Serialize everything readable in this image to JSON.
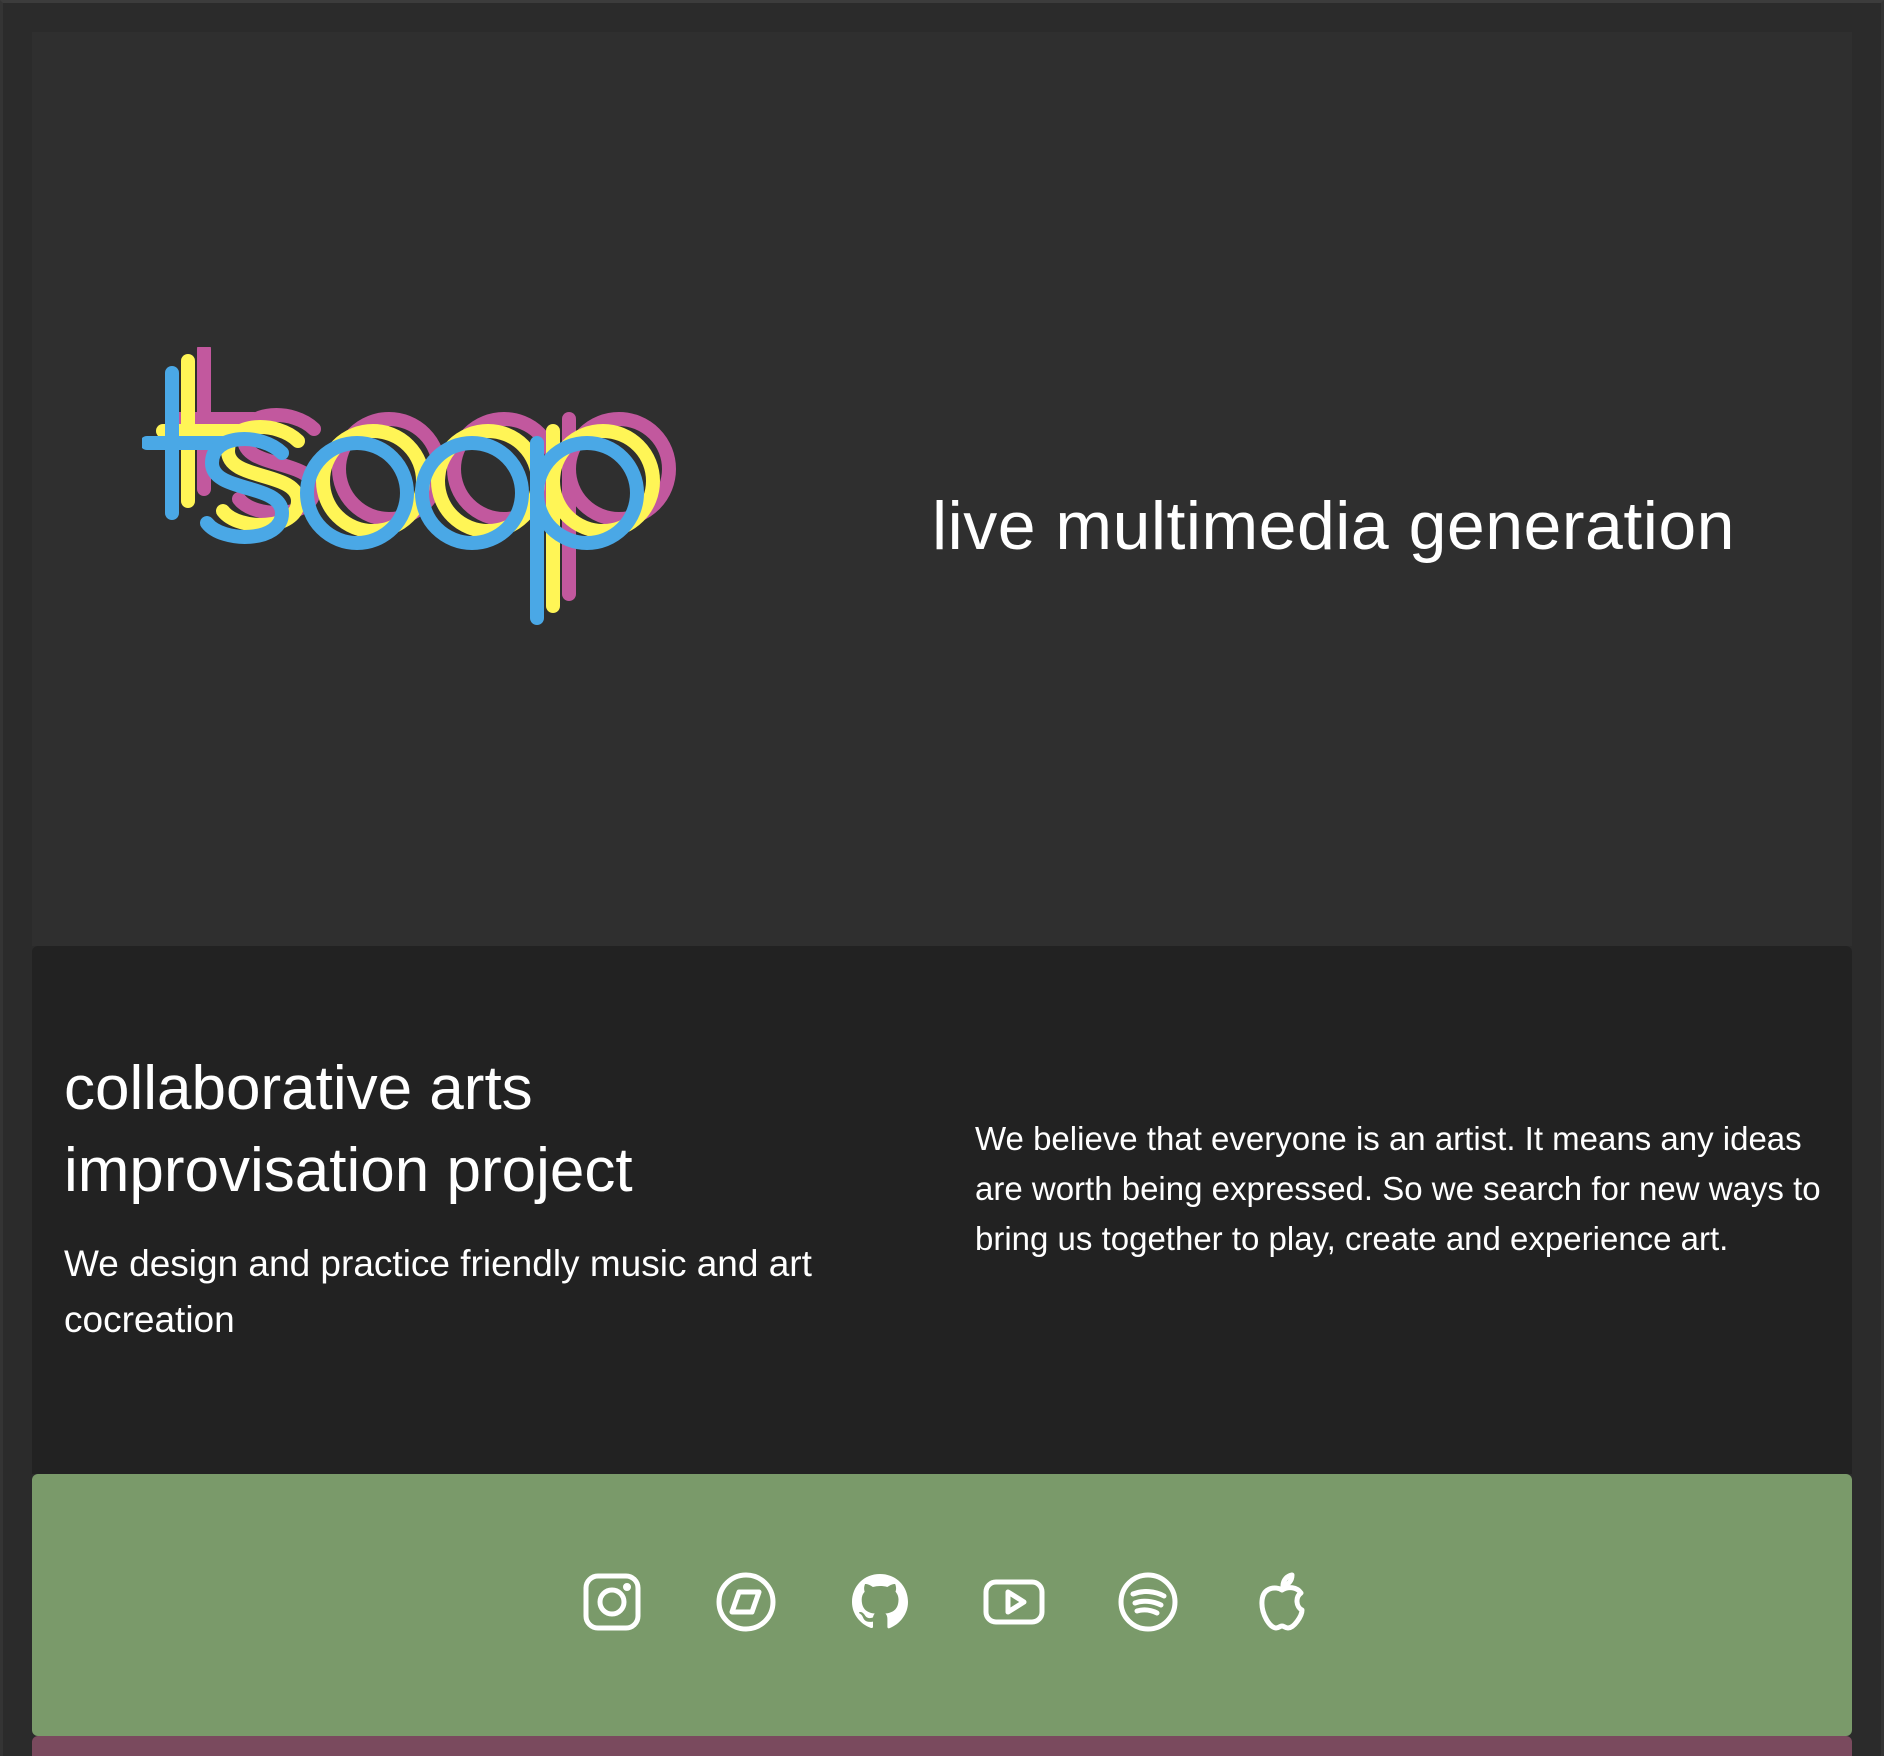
{
  "brand": {
    "logo_text": "tsoop",
    "logo_colors": {
      "magenta": "#c2589e",
      "yellow": "#fff556",
      "blue": "#4aa8e6"
    }
  },
  "hero": {
    "tagline": "live multimedia generation"
  },
  "about": {
    "title_line1": "collaborative arts",
    "title_line2": "improvisation project",
    "subtitle": "We design and practice friendly music and art cocreation",
    "description": "We believe that everyone is an artist. It means any ideas are worth being expressed. So we search for new ways to bring us together to play, create and experience art."
  },
  "social": {
    "background": "#7a9a6a",
    "links": [
      {
        "icon": "instagram-icon"
      },
      {
        "icon": "bandcamp-icon"
      },
      {
        "icon": "github-icon"
      },
      {
        "icon": "youtube-icon"
      },
      {
        "icon": "spotify-icon"
      },
      {
        "icon": "apple-music-icon"
      }
    ]
  },
  "colors": {
    "page_bg": "#2b2b2b",
    "hero_bg": "#2f2f2f",
    "about_bg": "#222222",
    "footer_strip": "#7a4a5e",
    "text": "#ffffff"
  }
}
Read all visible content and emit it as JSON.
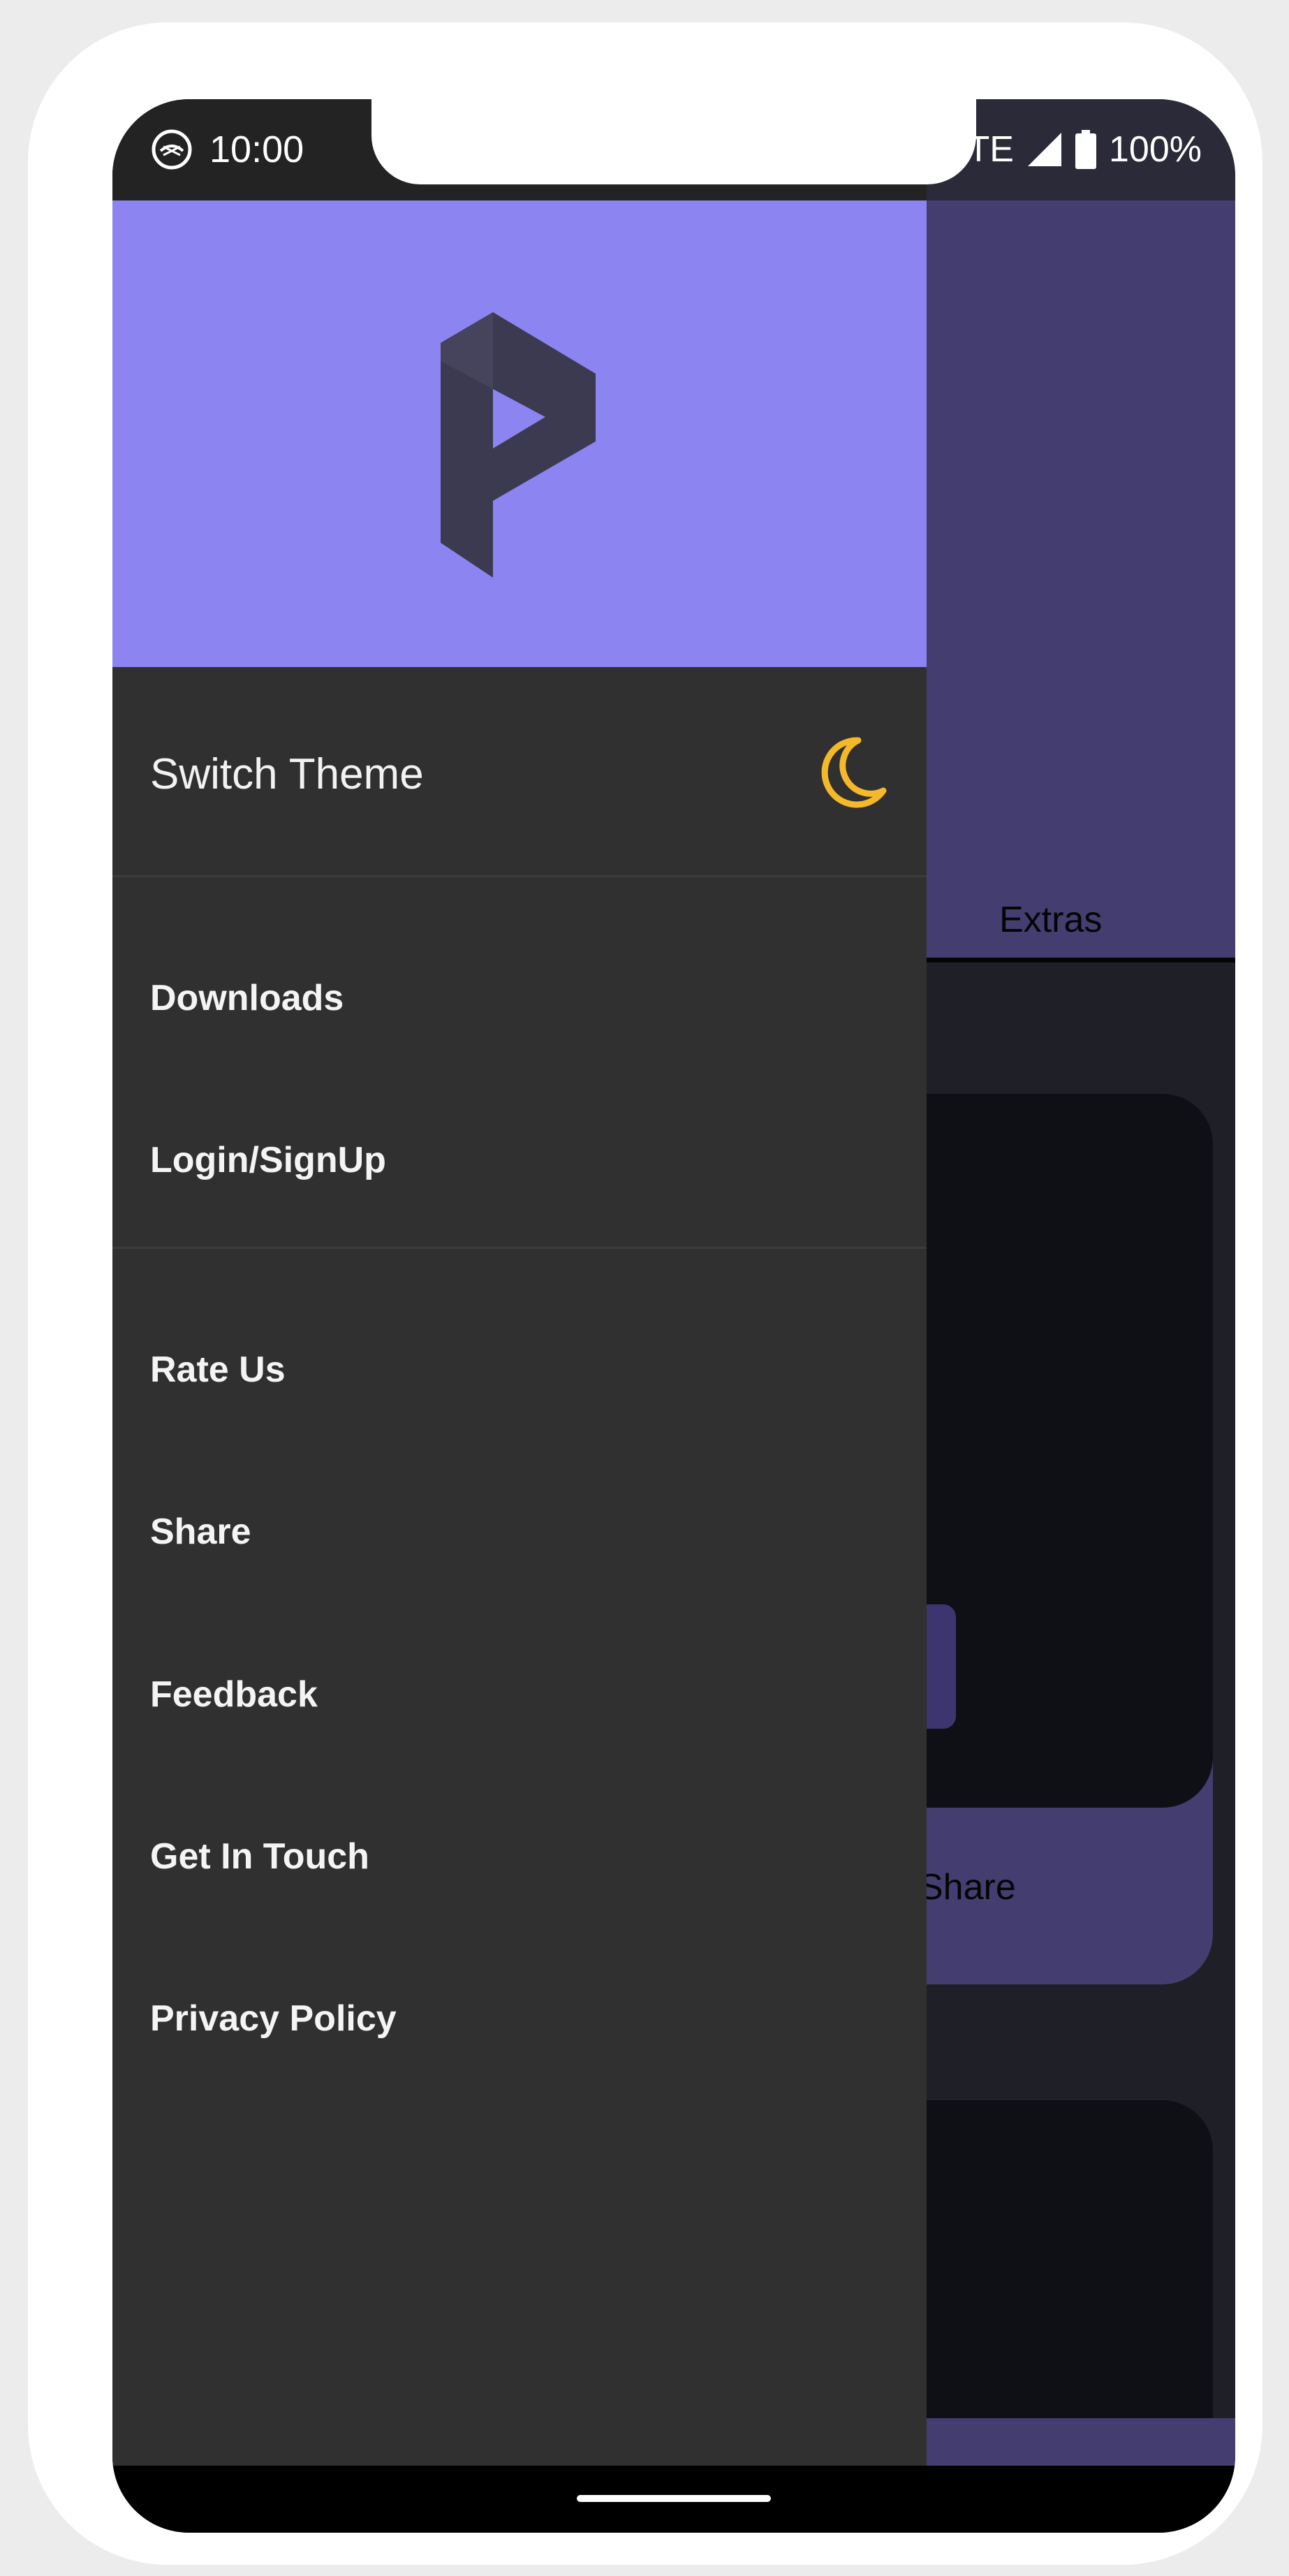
{
  "status_bar": {
    "time": "10:00",
    "network": "LTE",
    "battery": "100%"
  },
  "background": {
    "tab_label": "Extras",
    "card_action": "Share"
  },
  "drawer": {
    "theme_toggle_label": "Switch Theme",
    "menu_group_1": [
      "Downloads",
      "Login/SignUp"
    ],
    "menu_group_2": [
      "Rate Us",
      "Share",
      "Feedback",
      "Get In Touch",
      "Privacy Policy"
    ]
  },
  "colors": {
    "accent": "#8c84f0",
    "moon": "#f4b82a",
    "drawer_bg": "#303030",
    "app_primary": "#443d70"
  }
}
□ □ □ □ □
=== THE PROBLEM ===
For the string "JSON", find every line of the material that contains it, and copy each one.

=== TASK SOLUTION ===
Serialize everything readable in this image to JSON.
Read all visible content and emit it as JSON.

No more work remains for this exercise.